Published 6 September 2015 by Emily Bancroft
The summer Budget announced that child tax credits are going to change, find out what difference this will make to you.
The way that child tax credits are paid is set to change, according to the recent summer Budget speech. Tax credits are paid to the lowest earners in Britain but if you’ve got a big family, you could miss out when the new changes come into force. Find out how you could be affected with our handy guide.
At the moment, you can claim up to £2,780 a year per child in child tax credits and the amount you get depends on whether you’re employed and how much you’re earning. You can claim for as many children as you have, so if you’ve got five kids, you could receive up to £13,900 a year.
Under the new rules, you’ll still be able to get up to £2,780 a year per child, but this will only apply for your first two children. If you have any more than two kids, you won’t be able to claim child tax credits for subsequent children.
If you’re already claiming tax credits for three or more children, you’ll still be able to keep claiming. The change affects any new claims made after April 2017, so if you’ve already got two kids and you have another after the cut-off point, you won’t be able to claim for them.
You’ll also be affected if you’re currently claiming tax credits for more than two children and you stop claiming for more than six months, as then you’ll only be able to make a new claim for your first two children. Breaks in claims of less than six months won’t affect you – you’ll still be able to get child tax credits for all of your kids.
What else could you claim?
The new changes don’t impact your Child Benefit, so this won’t change – it’s £20.70 a week for your first child and £13.70 a week for your other kids. You could also be eligible for childcare vouchers. These are available from the Government but you apply through your employer and it means you could pay for childcare using your salary before the tax is taken off, which, in effect makes your childcare 20% cheaper (for basic rate taxpayers). Your employer might also offer a subsidised childcare programme – it’s worth inquiring to see if you could be getting cheaper care for your children.

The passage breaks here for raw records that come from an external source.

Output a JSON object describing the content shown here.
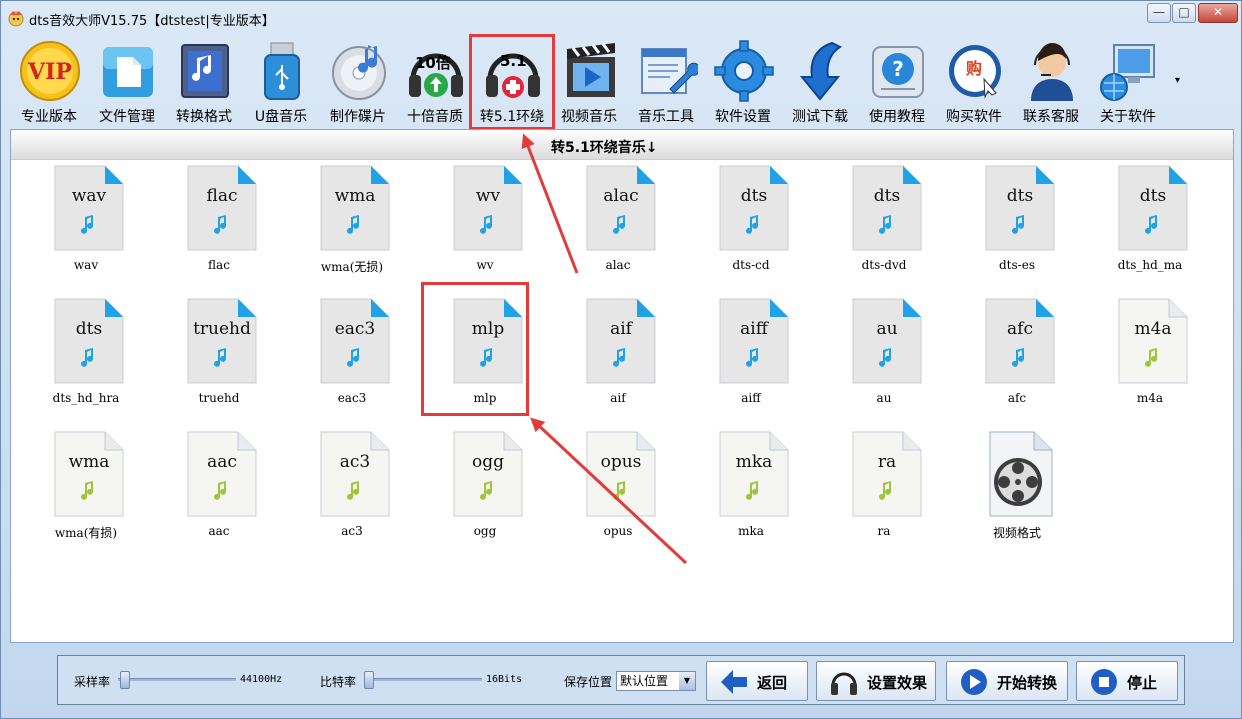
{
  "window": {
    "title": "dts音效大师V15.75【dtstest|专业版本】",
    "min_label": "—",
    "max_label": "□",
    "close_label": "✕"
  },
  "toolbar": {
    "items": [
      {
        "label": "专业版本",
        "icon": "vip-icon"
      },
      {
        "label": "文件管理",
        "icon": "folder-icon"
      },
      {
        "label": "转换格式",
        "icon": "music-convert-icon"
      },
      {
        "label": "U盘音乐",
        "icon": "usb-icon"
      },
      {
        "label": "制作碟片",
        "icon": "disc-icon"
      },
      {
        "label": "十倍音质",
        "icon": "headphones-10x-icon",
        "badge": "10倍"
      },
      {
        "label": "转5.1环绕",
        "icon": "surround-51-icon",
        "badge": "5.1"
      },
      {
        "label": "视频音乐",
        "icon": "video-music-icon"
      },
      {
        "label": "音乐工具",
        "icon": "tools-icon"
      },
      {
        "label": "软件设置",
        "icon": "gear-icon"
      },
      {
        "label": "测试下载",
        "icon": "download-icon"
      },
      {
        "label": "使用教程",
        "icon": "help-icon"
      },
      {
        "label": "购买软件",
        "icon": "buy-icon",
        "badge": "购"
      },
      {
        "label": "联系客服",
        "icon": "support-icon"
      },
      {
        "label": "关于软件",
        "icon": "about-icon"
      }
    ],
    "more": "▾"
  },
  "panel": {
    "title": "转5.1环绕音乐↓",
    "files": [
      {
        "name": "wav",
        "label": "wav",
        "style": "blue"
      },
      {
        "name": "flac",
        "label": "flac",
        "style": "blue"
      },
      {
        "name": "wma",
        "label": "wma(无损)",
        "style": "blue"
      },
      {
        "name": "wv",
        "label": "wv",
        "style": "blue"
      },
      {
        "name": "alac",
        "label": "alac",
        "style": "blue"
      },
      {
        "name": "dts",
        "label": "dts-cd",
        "style": "blue"
      },
      {
        "name": "dts",
        "label": "dts-dvd",
        "style": "blue"
      },
      {
        "name": "dts",
        "label": "dts-es",
        "style": "blue"
      },
      {
        "name": "dts",
        "label": "dts_hd_ma",
        "style": "blue"
      },
      {
        "name": "dts",
        "label": "dts_hd_hra",
        "style": "blue"
      },
      {
        "name": "truehd",
        "label": "truehd",
        "style": "blue"
      },
      {
        "name": "eac3",
        "label": "eac3",
        "style": "blue"
      },
      {
        "name": "mlp",
        "label": "mlp",
        "style": "blue"
      },
      {
        "name": "aif",
        "label": "aif",
        "style": "blue"
      },
      {
        "name": "aiff",
        "label": "aiff",
        "style": "blue"
      },
      {
        "name": "au",
        "label": "au",
        "style": "blue"
      },
      {
        "name": "afc",
        "label": "afc",
        "style": "blue"
      },
      {
        "name": "m4a",
        "label": "m4a",
        "style": "green"
      },
      {
        "name": "wma",
        "label": "wma(有损)",
        "style": "green"
      },
      {
        "name": "aac",
        "label": "aac",
        "style": "green"
      },
      {
        "name": "ac3",
        "label": "ac3",
        "style": "green"
      },
      {
        "name": "ogg",
        "label": "ogg",
        "style": "green"
      },
      {
        "name": "opus",
        "label": "opus",
        "style": "green"
      },
      {
        "name": "mka",
        "label": "mka",
        "style": "green"
      },
      {
        "name": "ra",
        "label": "ra",
        "style": "green"
      },
      {
        "name": "",
        "label": "视频格式",
        "style": "video"
      }
    ]
  },
  "bottom": {
    "sample_rate_label": "采样率",
    "sample_rate_value": "44100Hz",
    "bitrate_label": "比特率",
    "bitrate_value": "16Bits",
    "save_label": "保存位置",
    "save_value": "默认位置",
    "back_button": "返回",
    "effects_button": "设置效果",
    "start_button": "开始转换",
    "stop_button": "停止"
  },
  "colors": {
    "highlight": "#e33b3b",
    "blue_file": "#1fa3e6",
    "green_file": "#9dc63b"
  }
}
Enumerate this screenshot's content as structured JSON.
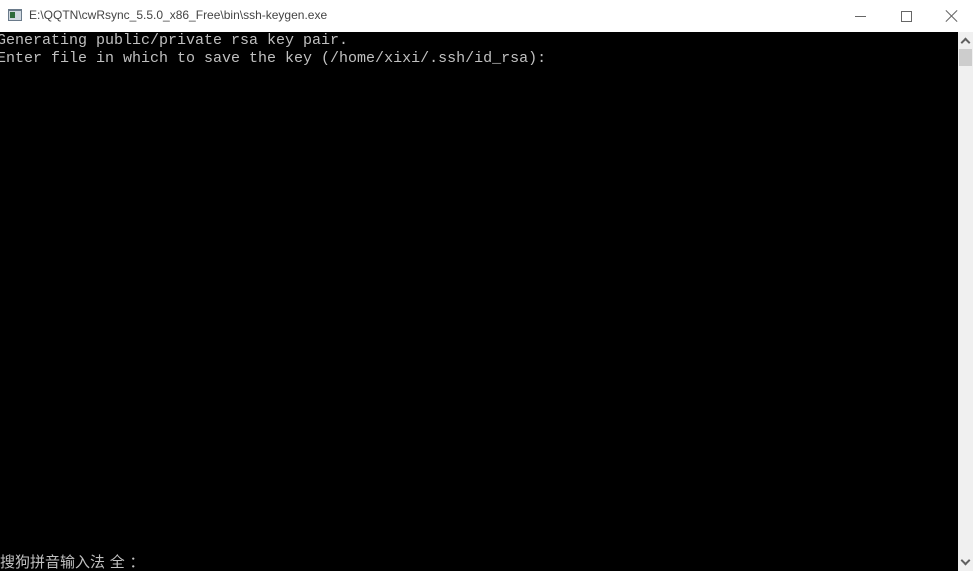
{
  "window": {
    "title": "E:\\QQTN\\cwRsync_5.5.0_x86_Free\\bin\\ssh-keygen.exe",
    "controls": {
      "minimize": "minimize",
      "maximize": "maximize",
      "close": "close"
    }
  },
  "console": {
    "lines": [
      "Generating public/private rsa key pair.",
      "Enter file in which to save the key (/home/xixi/.ssh/id_rsa):"
    ],
    "ime_status": "搜狗拼音输入法 全 ："
  },
  "scrollbar": {
    "position": 0
  }
}
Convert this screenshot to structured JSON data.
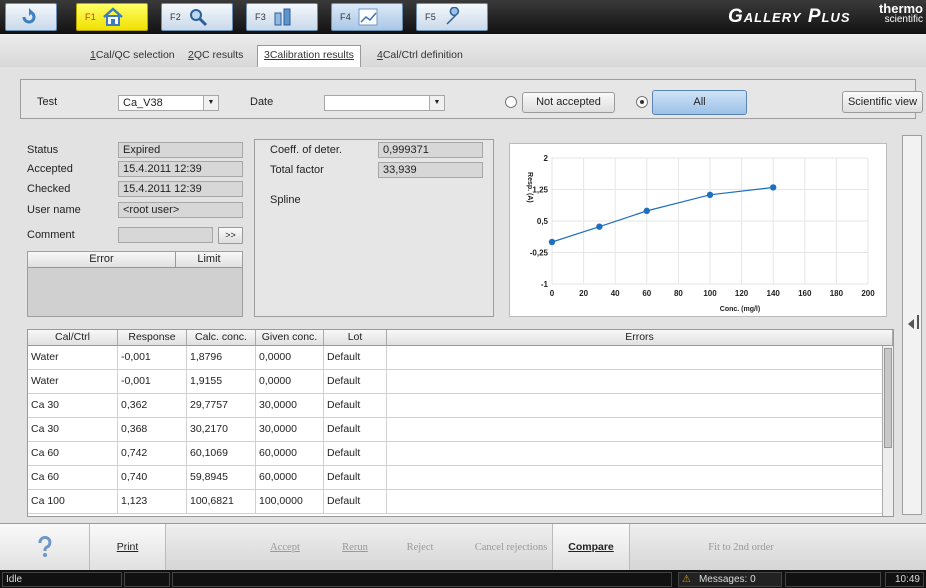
{
  "topbar": {
    "keys": [
      {
        "label": "",
        "icon": "refresh-icon"
      },
      {
        "label": "F1",
        "icon": "home-icon"
      },
      {
        "label": "F2",
        "icon": "search-icon"
      },
      {
        "label": "F3",
        "icon": "vials-icon"
      },
      {
        "label": "F4",
        "icon": "chart-icon"
      },
      {
        "label": "F5",
        "icon": "wrench-icon"
      }
    ],
    "brand": "Gallery Plus",
    "logo_line1": "thermo",
    "logo_line2": "scientific"
  },
  "tabs": [
    {
      "num": "1",
      "label": "Cal/QC selection"
    },
    {
      "num": "2",
      "label": "QC results"
    },
    {
      "num": "3",
      "label": "Calibration results"
    },
    {
      "num": "4",
      "label": "Cal/Ctrl definition"
    }
  ],
  "filter": {
    "test_label": "Test",
    "test_value": "Ca_V38",
    "date_label": "Date",
    "date_value": "",
    "not_accepted": "Not accepted",
    "all": "All",
    "scientific_view": "Scientific view"
  },
  "info": {
    "status_label": "Status",
    "status_value": "Expired",
    "accepted_label": "Accepted",
    "accepted_value": "15.4.2011 12:39",
    "checked_label": "Checked",
    "checked_value": "15.4.2011 12:39",
    "user_label": "User name",
    "user_value": "<root user>",
    "comment_label": "Comment",
    "comment_btn": ">>",
    "error_col": "Error",
    "limit_col": "Limit"
  },
  "coeff": {
    "coeff_label": "Coeff. of deter.",
    "coeff_value": "0,999371",
    "total_label": "Total factor",
    "total_value": "33,939",
    "spline_label": "Spline"
  },
  "chart_data": {
    "type": "line",
    "xlabel": "Conc. (mg/l)",
    "ylabel": "Resp. (A)",
    "xlim": [
      0,
      200
    ],
    "ylim": [
      -1,
      2
    ],
    "xticks": [
      "0",
      "20",
      "40",
      "60",
      "80",
      "100",
      "120",
      "140",
      "160",
      "180",
      "200"
    ],
    "yticks": [
      "2",
      "1,25",
      "0,5",
      "-0,25",
      "-1"
    ],
    "points": [
      {
        "x": 0,
        "y": 0.0
      },
      {
        "x": 30,
        "y": 0.365
      },
      {
        "x": 60,
        "y": 0.741
      },
      {
        "x": 100,
        "y": 1.123
      },
      {
        "x": 140,
        "y": 1.3
      }
    ],
    "grid": true,
    "color": "#1f6fbf"
  },
  "table": {
    "headers": [
      "Cal/Ctrl",
      "Response",
      "Calc. conc.",
      "Given conc.",
      "Lot",
      "Errors"
    ],
    "rows": [
      [
        "Water",
        "-0,001",
        "1,8796",
        "0,0000",
        "Default",
        ""
      ],
      [
        "Water",
        "-0,001",
        "1,9155",
        "0,0000",
        "Default",
        ""
      ],
      [
        "Ca 30",
        "0,362",
        "29,7757",
        "30,0000",
        "Default",
        ""
      ],
      [
        "Ca 30",
        "0,368",
        "30,2170",
        "30,0000",
        "Default",
        ""
      ],
      [
        "Ca 60",
        "0,742",
        "60,1069",
        "60,0000",
        "Default",
        ""
      ],
      [
        "Ca 60",
        "0,740",
        "59,8945",
        "60,0000",
        "Default",
        ""
      ],
      [
        "Ca 100",
        "1,123",
        "100,6821",
        "100,0000",
        "Default",
        ""
      ]
    ]
  },
  "toolbar": {
    "help_icon": "question-icon",
    "print": "Print",
    "accept": "Accept",
    "rerun": "Rerun",
    "reject": "Reject",
    "cancel_rejections": "Cancel rejections",
    "compare": "Compare",
    "fit": "Fit to 2nd order"
  },
  "statusbar": {
    "state": "Idle",
    "messages": "Messages: 0",
    "time": "10:49"
  }
}
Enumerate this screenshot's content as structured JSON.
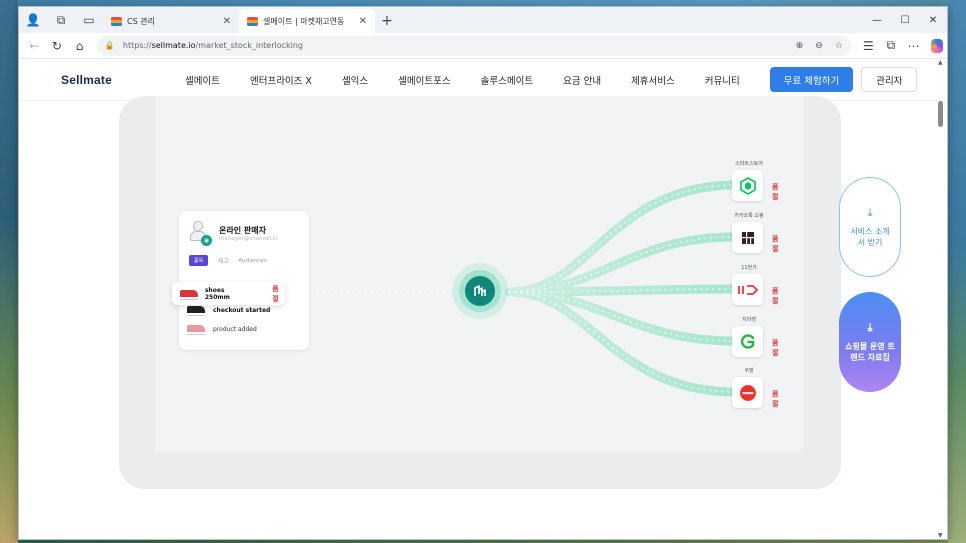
{
  "browser": {
    "tabs": [
      {
        "title": "CS 관리",
        "active": false
      },
      {
        "title": "셀메이트 | 마켓재고연동",
        "active": true
      }
    ],
    "address": {
      "scheme": "https://",
      "host": "sellmate.io",
      "path": "/market_stock_interlocking"
    }
  },
  "site": {
    "logo": "Sellmate",
    "nav": [
      "셀메이트",
      "엔터프라이즈 X",
      "셀익스",
      "셀메이트포스",
      "솔루스메이트",
      "요금 안내",
      "제휴서비스",
      "커뮤니티"
    ],
    "cta_label": "무료 체험하기",
    "admin_label": "관리자"
  },
  "illustration": {
    "seller": {
      "name": "온라인 판매자",
      "email": "manager@channel.kr",
      "tabs": [
        "품목",
        "재고",
        "Audiences"
      ],
      "events": [
        {
          "label": "shoes 250mm",
          "status": "품절",
          "shoe_color": "#d8343a"
        },
        {
          "label": "checkout started",
          "shoe_color": "#222222"
        },
        {
          "label": "product added",
          "shoe_color": "#e59aa0"
        }
      ]
    },
    "hub_icon": "sellmate-hub-icon",
    "markets": [
      {
        "name": "스마트스토어",
        "status": "품절",
        "icon": "smartstore-icon",
        "color": "#03c75a"
      },
      {
        "name": "카카오톡 쇼핑",
        "status": "품절",
        "icon": "kakao-shopping-icon",
        "color": "#3c1e1e"
      },
      {
        "name": "11번가",
        "status": "품절",
        "icon": "11st-icon",
        "color": "#f43142"
      },
      {
        "name": "지마켓",
        "status": "품절",
        "icon": "gmarket-icon",
        "color": "#28b446"
      },
      {
        "name": "쿠팡",
        "status": "품절",
        "icon": "coupang-icon",
        "color": "#e8322b"
      }
    ]
  },
  "side_buttons": {
    "intro": "서비스 소개서 받기",
    "trend": "쇼핑몰 운영 트렌드 자료집"
  },
  "colors": {
    "accent": "#2f7de8",
    "teal": "#13867a",
    "soldout": "#e33c3c"
  }
}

You could also save on tax if you’re eligible for the Marriage Allowance. This is if you earn less than £10,600 a year, your partner could pay less income tax by claiming back some of your personal allowance. This could save you up to £212 a year which might not sound like much, but it’s worth claiming if you’re entitled to it.